**TASK TO CARRY OUT**
Throughout the material below, count the lines that include the string "facebook", then report only the resulting number.

**SUPPLIED MATERIAL**
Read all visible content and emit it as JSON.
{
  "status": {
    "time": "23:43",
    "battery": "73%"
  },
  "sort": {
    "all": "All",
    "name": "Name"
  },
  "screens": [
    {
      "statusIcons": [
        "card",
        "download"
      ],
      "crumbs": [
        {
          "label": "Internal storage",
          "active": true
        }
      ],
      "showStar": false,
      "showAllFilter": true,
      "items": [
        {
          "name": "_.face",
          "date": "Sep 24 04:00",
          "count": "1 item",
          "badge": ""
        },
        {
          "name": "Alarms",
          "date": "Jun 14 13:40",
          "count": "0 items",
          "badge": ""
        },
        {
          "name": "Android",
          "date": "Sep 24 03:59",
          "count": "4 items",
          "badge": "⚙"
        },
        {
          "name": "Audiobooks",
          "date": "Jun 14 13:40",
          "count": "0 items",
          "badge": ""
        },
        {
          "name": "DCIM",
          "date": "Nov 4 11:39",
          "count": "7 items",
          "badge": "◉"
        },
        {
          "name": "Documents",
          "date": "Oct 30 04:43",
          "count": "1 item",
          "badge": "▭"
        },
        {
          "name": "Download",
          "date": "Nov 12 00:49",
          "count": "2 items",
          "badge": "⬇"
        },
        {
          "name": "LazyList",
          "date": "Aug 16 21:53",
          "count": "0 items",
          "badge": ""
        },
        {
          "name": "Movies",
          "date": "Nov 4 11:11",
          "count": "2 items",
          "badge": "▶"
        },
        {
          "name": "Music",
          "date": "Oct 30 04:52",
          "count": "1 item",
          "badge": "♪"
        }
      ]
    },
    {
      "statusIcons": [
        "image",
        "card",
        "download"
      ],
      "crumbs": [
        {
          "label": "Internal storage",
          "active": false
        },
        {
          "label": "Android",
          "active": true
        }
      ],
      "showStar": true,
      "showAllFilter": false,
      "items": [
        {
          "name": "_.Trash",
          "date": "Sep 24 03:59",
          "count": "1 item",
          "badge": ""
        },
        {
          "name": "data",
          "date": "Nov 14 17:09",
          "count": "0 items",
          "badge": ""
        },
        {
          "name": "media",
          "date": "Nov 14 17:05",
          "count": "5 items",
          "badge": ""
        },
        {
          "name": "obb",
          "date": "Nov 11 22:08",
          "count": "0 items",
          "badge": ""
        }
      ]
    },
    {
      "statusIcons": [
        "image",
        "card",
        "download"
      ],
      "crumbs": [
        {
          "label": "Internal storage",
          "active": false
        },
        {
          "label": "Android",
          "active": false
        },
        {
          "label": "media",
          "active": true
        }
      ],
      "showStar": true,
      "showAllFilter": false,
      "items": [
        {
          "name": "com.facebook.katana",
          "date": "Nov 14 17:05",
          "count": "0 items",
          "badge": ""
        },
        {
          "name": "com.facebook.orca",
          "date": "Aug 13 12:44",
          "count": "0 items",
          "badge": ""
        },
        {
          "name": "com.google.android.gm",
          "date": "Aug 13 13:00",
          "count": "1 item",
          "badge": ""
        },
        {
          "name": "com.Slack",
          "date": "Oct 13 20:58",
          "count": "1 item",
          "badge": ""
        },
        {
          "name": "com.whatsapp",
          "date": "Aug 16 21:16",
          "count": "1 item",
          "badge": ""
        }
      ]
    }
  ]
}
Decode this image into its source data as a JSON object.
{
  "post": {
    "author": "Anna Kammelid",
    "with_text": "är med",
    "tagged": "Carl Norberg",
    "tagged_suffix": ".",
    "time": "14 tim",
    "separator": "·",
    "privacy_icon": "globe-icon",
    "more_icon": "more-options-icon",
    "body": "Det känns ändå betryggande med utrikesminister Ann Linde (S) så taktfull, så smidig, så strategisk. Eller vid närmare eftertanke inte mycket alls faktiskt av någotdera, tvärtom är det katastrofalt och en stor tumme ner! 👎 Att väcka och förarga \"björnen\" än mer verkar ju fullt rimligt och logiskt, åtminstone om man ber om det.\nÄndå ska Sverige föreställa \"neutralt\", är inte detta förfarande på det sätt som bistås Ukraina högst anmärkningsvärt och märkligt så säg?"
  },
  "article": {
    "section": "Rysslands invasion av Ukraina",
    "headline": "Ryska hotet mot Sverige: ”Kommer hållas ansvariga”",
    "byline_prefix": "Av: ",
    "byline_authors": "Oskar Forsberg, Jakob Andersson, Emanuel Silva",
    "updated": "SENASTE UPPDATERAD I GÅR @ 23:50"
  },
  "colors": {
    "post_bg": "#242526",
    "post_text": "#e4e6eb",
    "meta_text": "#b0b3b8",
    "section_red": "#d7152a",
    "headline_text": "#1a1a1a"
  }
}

**ANSWER TO THIS TASK**
2